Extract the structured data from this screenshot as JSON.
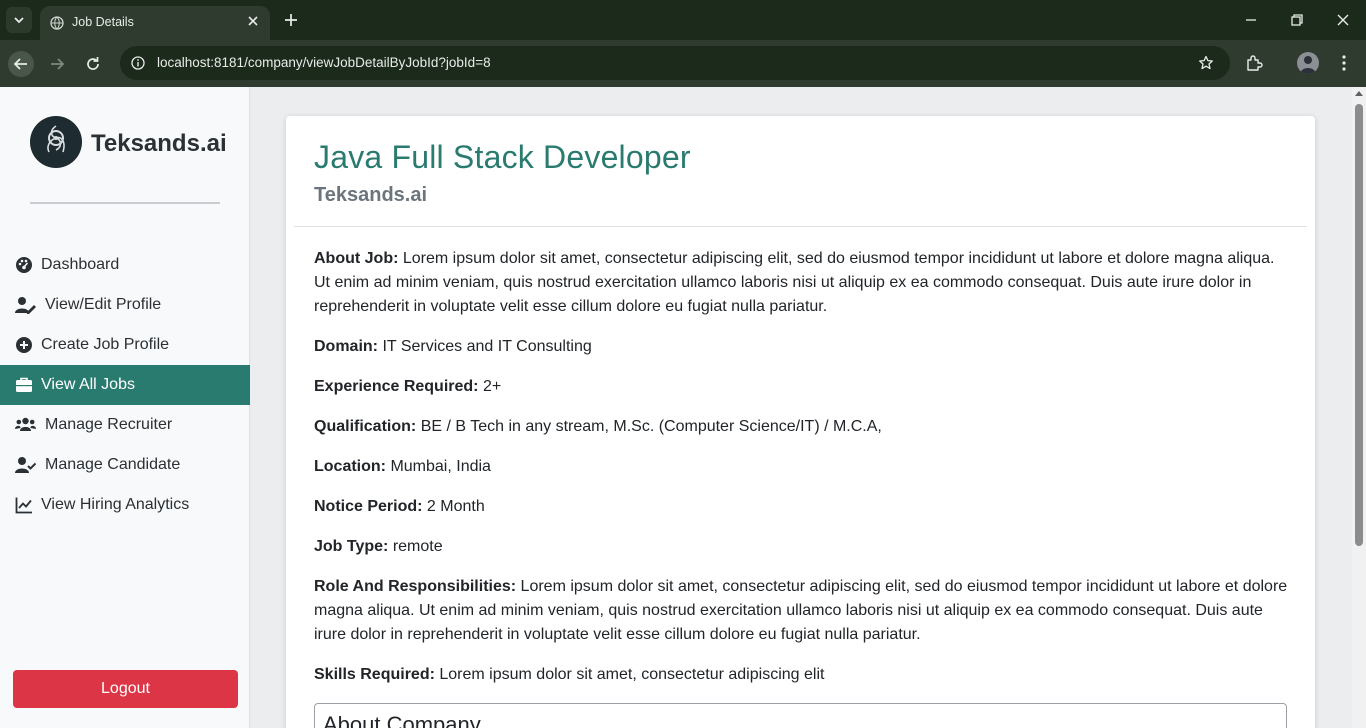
{
  "browser": {
    "tab_title": "Job Details",
    "url": "localhost:8181/company/viewJobDetailByJobId?jobId=8"
  },
  "sidebar": {
    "brand": "Teksands.ai",
    "items": [
      {
        "label": "Dashboard",
        "icon": "dashboard-icon"
      },
      {
        "label": "View/Edit Profile",
        "icon": "user-edit-icon"
      },
      {
        "label": "Create Job Profile",
        "icon": "plus-circle-icon"
      },
      {
        "label": "View All Jobs",
        "icon": "briefcase-icon",
        "active": true
      },
      {
        "label": "Manage Recruiter",
        "icon": "users-icon"
      },
      {
        "label": "Manage Candidate",
        "icon": "user-check-icon"
      },
      {
        "label": "View Hiring Analytics",
        "icon": "line-chart-icon"
      }
    ],
    "logout_label": "Logout"
  },
  "job": {
    "title": "Java Full Stack Developer",
    "company": "Teksands.ai",
    "fields": [
      {
        "label": "About Job:",
        "value": "Lorem ipsum dolor sit amet, consectetur adipiscing elit, sed do eiusmod tempor incididunt ut labore et dolore magna aliqua. Ut enim ad minim veniam, quis nostrud exercitation ullamco laboris nisi ut aliquip ex ea commodo consequat. Duis aute irure dolor in reprehenderit in voluptate velit esse cillum dolore eu fugiat nulla pariatur."
      },
      {
        "label": "Domain:",
        "value": "IT Services and IT Consulting"
      },
      {
        "label": "Experience Required:",
        "value": "2+"
      },
      {
        "label": "Qualification:",
        "value": "BE / B Tech in any stream, M.Sc. (Computer Science/IT) / M.C.A,"
      },
      {
        "label": "Location:",
        "value": "Mumbai, India"
      },
      {
        "label": "Notice Period:",
        "value": "2 Month"
      },
      {
        "label": "Job Type:",
        "value": "remote"
      },
      {
        "label": "Role And Responsibilities:",
        "value": "Lorem ipsum dolor sit amet, consectetur adipiscing elit, sed do eiusmod tempor incididunt ut labore et dolore magna aliqua. Ut enim ad minim veniam, quis nostrud exercitation ullamco laboris nisi ut aliquip ex ea commodo consequat. Duis aute irure dolor in reprehenderit in voluptate velit esse cillum dolore eu fugiat nulla pariatur."
      },
      {
        "label": "Skills Required:",
        "value": "Lorem ipsum dolor sit amet, consectetur adipiscing elit"
      }
    ],
    "about_company_title": "About Company"
  },
  "colors": {
    "accent": "#2a7b6f",
    "danger": "#dc3545",
    "browser_frame": "#1b2a1b"
  }
}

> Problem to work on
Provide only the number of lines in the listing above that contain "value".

> Reply
9